Christian Sesma’s “Lost Time” is a dark, nightmarish sci-fi that stars Rochelle Vallese, Luke Goss, Robert Davi, Derek Mears. Maria Olsen, Jenni Blong, and Chelsea Ricketts. The story blends sci-fi, psychology of fear, and concepts of the supernatural in an emotional tale that centers on two sisters, bonded for life, suddenly separated during trying times by an unexplained event that leaves one sister missing. There is a lost more to the plot that really gives Sesma’s story depth but I don’t want to spoil it.
This is a story that evolves as more of the plot is revealed. As a woman deals with fighting cancer her sister disappears during what is perceived as an alien abduction. Sesma obviously has explored the broader concept of aliens and their “possible” true origins.
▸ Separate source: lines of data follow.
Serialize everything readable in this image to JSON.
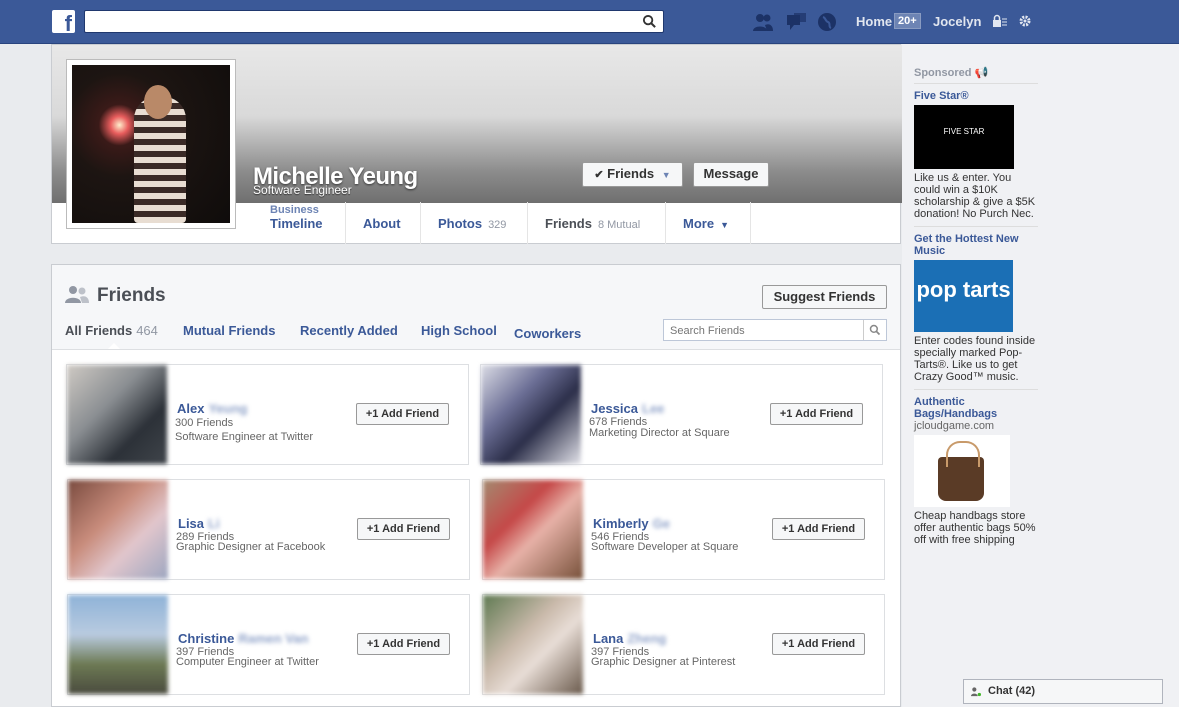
{
  "topbar": {
    "home_label": "Home",
    "home_count": "20+",
    "user_name": "Jocelyn"
  },
  "profile": {
    "name": "Michelle Yeung",
    "subtitle": "Software Engineer",
    "friends_btn": "Friends",
    "message_btn": "Message"
  },
  "tabs": [
    {
      "line1": "Business",
      "label": "Timeline",
      "count": ""
    },
    {
      "label": "About",
      "count": ""
    },
    {
      "label": "Photos",
      "count": "329"
    },
    {
      "label": "Friends",
      "count": "8 Mutual"
    },
    {
      "label": "More",
      "count": ""
    }
  ],
  "friends_section": {
    "title": "Friends",
    "suggest": "Suggest Friends",
    "search_placeholder": "Search Friends",
    "filters": [
      {
        "label": "All Friends",
        "count": "464"
      },
      {
        "label": "Mutual Friends",
        "count": ""
      },
      {
        "label": "Recently Added",
        "count": ""
      },
      {
        "label": "High School",
        "count": ""
      },
      {
        "label": "Coworkers",
        "count": ""
      }
    ]
  },
  "friends": [
    {
      "first": "Alex",
      "last": "Yeung",
      "count": "300 Friends",
      "desc": "Software Engineer at Twitter",
      "add": "Add Friend"
    },
    {
      "first": "Jessica",
      "last": "Lee",
      "count": "678 Friends",
      "desc": "Marketing Director at Square",
      "add": "Add Friend"
    },
    {
      "first": "Lisa",
      "last": "Li",
      "count": "289 Friends",
      "desc": "Graphic Designer at Facebook",
      "add": "Add Friend"
    },
    {
      "first": "Kimberly",
      "last": "Ge",
      "count": "546 Friends",
      "desc": "Software Developer at Square",
      "add": "Add Friend"
    },
    {
      "first": "Christine",
      "last": "Ramen Van",
      "count": "397 Friends",
      "desc": "Computer Engineer at Twitter",
      "add": "Add Friend"
    },
    {
      "first": "Lana",
      "last": "Zheng",
      "count": "397 Friends",
      "desc": "Graphic Designer at Pinterest",
      "add": "Add Friend"
    }
  ],
  "sidebar": {
    "sponsored": "Sponsored",
    "ads": [
      {
        "title": "Five Star®",
        "url": "",
        "body": "Like us & enter. You could win a $10K scholarship & give a $5K donation! No Purch Nec.",
        "image_text": "FIVE STAR"
      },
      {
        "title": "Get the Hottest New Music",
        "url": "",
        "body": "Enter codes found inside specially marked Pop-Tarts®. Like us to get Crazy Good™ music.",
        "image_text": "pop tarts"
      },
      {
        "title": "Authentic Bags/Handbags",
        "url": "jcloudgame.com",
        "body": "Cheap handbags store offer authentic bags 50% off with free shipping",
        "image_text": ""
      }
    ]
  },
  "chat": {
    "label": "Chat (42)"
  }
}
Blending the spiritual with an emotional trauma, and the awareness of a more sinister construct of our universe, “Lost Time” delves deep into the psychological nightmare and fear that surrounds the mysterious phenomenon of lost time/abduction experience. There is times when some noir permeates the film and reminds me of “Dark City” (not so much in style but attitude).
For me personally, I found the film pulsating with real human emotion, human tragedy, and fear of lost control over one’s destiny. Not only on a science fiction level but a level that is very much grounded in mortality, and confusion. The characters, although at first glance seem two dimensional, are standard paradigms emoting despair and desire for self-preservation. “Lost Time” is a complex story that at times feels a bit too tragic and macabre, but also generates such intense, surreal elements of horror. And don’t get me started on the fact that the story touches on the concepts of inter-dimensional, multiverse concepts. Comparisons between man’s mythology of creation and that of extraterrestrial interference.
The special effects and cinematography in “Lost Time” is stellar, with some truly chilling moments. It is a blend of CGI and practical, both done top perfectly and present the necessary spectacle you need to create the moment. I didn’t find any of them to be cheap or cheesy. The sound effects and instrumental music is pretty “cookie cutter”, it is all sounds we have heard many times over, but they do play well with the scenes, and really drive in the sense of dread that “Lost Time” goes for atmospherically.
Overall I enjoyed “Lost Time”. The story does get a bit heady at times, and may seem confusing as to the true nature of this chilling tale so be aware. Some moments do loose momentum as far as thrills and intensity, but those moments don’t last long. Most of the story stays dark and edgy. This is a more mature, stripped down sci-fi that uses a more toned down amount of CGI and effects to create those elements of fear, or science fiction. I enjoyed the fact that “Lost Time” starts as one kind of alien-esque story but then evolves into something different and far more sinister. The ending is a bit confusing and seems to reach for that final conclusion, but it is creative.